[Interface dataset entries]

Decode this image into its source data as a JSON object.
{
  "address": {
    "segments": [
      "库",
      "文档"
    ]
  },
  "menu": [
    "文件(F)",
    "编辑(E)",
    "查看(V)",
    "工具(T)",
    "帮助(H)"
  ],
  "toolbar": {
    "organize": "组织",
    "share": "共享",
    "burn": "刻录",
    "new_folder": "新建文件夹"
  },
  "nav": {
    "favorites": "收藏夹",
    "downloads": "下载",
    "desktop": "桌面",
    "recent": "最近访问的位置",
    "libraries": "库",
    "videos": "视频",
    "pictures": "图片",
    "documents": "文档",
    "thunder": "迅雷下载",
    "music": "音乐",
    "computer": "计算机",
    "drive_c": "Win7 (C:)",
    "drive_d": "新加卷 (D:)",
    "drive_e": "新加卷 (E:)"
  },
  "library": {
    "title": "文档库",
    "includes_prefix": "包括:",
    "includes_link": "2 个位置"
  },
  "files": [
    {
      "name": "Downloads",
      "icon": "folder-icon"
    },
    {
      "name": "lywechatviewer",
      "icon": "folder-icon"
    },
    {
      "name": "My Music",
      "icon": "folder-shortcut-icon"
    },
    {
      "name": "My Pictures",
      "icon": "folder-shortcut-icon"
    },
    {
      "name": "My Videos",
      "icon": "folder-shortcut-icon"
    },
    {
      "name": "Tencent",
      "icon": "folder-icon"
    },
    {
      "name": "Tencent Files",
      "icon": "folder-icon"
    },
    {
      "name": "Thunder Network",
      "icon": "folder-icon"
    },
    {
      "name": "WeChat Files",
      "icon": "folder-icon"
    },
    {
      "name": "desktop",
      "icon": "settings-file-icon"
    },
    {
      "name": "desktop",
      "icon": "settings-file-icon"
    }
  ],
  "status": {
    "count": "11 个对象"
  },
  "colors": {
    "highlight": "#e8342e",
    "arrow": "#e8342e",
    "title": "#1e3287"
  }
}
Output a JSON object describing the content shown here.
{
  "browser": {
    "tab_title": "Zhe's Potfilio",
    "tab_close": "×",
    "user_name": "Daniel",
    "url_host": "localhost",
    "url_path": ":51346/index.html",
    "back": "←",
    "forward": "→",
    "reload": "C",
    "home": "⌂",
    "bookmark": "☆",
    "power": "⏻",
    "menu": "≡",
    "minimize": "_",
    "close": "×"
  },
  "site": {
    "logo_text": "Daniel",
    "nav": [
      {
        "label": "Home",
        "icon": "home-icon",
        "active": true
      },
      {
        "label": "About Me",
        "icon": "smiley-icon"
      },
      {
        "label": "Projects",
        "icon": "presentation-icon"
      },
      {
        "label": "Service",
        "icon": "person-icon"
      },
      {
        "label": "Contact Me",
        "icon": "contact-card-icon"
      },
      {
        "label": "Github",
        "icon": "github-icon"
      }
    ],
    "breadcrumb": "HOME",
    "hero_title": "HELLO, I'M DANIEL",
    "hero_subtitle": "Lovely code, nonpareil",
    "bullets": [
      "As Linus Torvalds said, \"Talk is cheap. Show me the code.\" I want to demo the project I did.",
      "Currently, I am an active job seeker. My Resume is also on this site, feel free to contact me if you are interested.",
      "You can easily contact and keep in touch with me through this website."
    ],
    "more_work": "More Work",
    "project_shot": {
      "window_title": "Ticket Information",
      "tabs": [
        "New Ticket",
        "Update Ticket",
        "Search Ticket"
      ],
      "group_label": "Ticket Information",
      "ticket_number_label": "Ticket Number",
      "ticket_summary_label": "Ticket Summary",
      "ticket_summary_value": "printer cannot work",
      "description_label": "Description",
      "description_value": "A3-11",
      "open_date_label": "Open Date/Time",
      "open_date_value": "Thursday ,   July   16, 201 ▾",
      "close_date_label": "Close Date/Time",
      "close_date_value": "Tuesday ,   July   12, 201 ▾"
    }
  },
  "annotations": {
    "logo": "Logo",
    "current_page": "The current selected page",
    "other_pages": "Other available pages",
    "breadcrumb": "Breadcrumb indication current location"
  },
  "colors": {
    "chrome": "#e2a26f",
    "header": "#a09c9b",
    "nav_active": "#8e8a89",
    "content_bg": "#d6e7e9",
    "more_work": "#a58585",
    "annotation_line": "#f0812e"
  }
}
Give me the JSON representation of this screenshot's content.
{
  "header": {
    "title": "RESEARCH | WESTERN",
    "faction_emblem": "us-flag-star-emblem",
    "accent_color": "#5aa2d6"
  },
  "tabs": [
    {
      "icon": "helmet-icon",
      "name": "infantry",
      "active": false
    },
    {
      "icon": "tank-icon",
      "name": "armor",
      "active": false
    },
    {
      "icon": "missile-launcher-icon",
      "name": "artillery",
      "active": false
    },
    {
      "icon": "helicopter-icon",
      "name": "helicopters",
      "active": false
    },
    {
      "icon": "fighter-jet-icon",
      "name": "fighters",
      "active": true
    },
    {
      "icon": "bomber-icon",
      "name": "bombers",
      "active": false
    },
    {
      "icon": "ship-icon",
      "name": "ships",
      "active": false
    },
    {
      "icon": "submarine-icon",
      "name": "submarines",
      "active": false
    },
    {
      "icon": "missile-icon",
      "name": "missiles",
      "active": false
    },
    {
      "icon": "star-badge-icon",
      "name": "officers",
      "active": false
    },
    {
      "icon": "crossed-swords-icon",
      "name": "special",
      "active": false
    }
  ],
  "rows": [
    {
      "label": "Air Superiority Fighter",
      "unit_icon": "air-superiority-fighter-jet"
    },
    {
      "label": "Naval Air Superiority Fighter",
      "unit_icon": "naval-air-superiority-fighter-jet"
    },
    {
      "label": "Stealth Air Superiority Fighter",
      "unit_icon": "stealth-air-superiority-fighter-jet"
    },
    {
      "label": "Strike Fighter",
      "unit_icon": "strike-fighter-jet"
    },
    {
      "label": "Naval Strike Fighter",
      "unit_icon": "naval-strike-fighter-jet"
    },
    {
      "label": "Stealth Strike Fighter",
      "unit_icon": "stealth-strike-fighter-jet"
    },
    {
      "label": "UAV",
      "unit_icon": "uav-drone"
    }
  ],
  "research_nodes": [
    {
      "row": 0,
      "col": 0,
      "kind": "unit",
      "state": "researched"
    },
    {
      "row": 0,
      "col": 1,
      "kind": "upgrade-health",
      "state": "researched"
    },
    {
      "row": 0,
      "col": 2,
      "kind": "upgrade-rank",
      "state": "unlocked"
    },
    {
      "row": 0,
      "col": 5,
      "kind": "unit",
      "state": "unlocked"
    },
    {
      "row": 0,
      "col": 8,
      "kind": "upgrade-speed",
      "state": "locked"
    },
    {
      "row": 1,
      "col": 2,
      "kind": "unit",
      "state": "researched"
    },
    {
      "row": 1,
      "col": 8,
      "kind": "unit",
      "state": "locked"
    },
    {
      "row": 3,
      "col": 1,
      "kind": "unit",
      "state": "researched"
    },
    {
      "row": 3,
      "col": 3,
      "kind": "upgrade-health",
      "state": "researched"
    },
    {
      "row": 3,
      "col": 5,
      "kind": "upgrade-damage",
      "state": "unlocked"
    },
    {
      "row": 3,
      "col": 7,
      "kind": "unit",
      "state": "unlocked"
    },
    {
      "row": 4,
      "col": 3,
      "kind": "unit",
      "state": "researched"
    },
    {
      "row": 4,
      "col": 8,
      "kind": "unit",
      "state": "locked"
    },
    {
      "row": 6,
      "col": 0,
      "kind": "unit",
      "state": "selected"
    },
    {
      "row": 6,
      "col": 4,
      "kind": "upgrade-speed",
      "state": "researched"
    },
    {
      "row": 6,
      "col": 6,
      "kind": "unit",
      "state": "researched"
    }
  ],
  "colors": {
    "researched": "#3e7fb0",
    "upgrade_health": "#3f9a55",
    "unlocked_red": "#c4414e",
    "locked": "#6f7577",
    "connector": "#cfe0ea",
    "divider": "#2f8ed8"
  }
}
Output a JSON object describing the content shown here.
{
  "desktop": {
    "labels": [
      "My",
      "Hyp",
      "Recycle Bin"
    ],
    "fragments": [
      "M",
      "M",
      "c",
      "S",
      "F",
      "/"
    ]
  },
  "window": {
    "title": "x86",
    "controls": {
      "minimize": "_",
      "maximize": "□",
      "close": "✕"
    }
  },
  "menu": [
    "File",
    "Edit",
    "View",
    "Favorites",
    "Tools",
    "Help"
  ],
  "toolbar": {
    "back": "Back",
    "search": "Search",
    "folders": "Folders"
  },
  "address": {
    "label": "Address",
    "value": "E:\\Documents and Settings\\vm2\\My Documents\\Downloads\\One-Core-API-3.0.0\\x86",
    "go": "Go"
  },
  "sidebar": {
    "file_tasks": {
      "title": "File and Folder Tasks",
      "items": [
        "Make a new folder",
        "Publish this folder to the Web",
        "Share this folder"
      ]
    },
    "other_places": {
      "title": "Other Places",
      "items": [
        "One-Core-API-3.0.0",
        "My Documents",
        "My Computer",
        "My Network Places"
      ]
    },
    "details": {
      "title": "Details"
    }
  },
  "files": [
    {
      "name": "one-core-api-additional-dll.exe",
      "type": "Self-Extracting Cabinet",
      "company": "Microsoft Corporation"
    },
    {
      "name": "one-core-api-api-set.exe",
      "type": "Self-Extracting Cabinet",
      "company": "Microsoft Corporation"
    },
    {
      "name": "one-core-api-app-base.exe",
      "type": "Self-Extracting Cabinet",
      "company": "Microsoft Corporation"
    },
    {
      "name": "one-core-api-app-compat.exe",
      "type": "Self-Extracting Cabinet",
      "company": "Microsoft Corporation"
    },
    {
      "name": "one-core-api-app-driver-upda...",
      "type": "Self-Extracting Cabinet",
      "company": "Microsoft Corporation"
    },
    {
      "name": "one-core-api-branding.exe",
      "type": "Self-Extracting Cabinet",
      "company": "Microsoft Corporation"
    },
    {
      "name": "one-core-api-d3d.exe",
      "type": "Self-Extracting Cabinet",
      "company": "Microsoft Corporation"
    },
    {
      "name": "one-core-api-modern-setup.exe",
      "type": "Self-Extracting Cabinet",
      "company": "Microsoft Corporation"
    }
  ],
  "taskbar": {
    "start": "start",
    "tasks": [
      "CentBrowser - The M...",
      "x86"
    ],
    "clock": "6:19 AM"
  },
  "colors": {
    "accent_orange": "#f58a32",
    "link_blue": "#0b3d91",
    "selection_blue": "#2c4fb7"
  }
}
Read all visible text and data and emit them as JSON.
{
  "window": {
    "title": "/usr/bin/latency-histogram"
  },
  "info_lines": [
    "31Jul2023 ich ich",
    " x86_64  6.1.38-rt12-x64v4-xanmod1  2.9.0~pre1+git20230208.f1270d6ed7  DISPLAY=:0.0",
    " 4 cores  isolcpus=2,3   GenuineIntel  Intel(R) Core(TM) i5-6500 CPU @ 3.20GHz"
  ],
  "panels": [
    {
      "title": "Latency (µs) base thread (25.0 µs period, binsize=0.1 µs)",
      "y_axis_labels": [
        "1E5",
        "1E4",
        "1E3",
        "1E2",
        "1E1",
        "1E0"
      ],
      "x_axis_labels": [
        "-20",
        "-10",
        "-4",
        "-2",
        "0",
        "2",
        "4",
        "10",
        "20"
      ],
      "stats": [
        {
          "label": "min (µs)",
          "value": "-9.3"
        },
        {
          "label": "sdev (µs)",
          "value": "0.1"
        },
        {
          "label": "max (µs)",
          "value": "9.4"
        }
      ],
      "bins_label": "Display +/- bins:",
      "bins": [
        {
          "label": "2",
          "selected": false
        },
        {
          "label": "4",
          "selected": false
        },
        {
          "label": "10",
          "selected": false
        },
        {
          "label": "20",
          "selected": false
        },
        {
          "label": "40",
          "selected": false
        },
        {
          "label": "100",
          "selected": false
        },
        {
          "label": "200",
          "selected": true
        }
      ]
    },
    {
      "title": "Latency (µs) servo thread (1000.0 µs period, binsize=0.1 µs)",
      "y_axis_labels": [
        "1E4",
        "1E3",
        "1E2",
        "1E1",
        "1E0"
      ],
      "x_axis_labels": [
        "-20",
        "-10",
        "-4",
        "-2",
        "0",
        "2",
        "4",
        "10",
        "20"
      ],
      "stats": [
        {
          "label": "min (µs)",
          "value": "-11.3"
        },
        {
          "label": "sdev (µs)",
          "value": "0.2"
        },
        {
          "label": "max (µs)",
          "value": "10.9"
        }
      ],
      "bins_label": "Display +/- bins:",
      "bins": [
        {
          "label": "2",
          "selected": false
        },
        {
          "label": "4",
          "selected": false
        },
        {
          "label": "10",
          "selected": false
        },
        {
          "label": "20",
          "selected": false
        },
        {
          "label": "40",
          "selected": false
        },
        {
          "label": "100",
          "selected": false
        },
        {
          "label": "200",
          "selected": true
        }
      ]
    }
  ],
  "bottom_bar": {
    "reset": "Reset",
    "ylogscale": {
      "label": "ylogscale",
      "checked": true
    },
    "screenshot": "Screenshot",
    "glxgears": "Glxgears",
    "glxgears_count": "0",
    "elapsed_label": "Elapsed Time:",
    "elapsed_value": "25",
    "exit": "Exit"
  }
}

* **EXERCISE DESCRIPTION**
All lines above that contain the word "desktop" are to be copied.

* **EXPECTED ANSWER**
    "desktop": "桌面",
      "name": "desktop",
      "name": "desktop",
  "desktop": {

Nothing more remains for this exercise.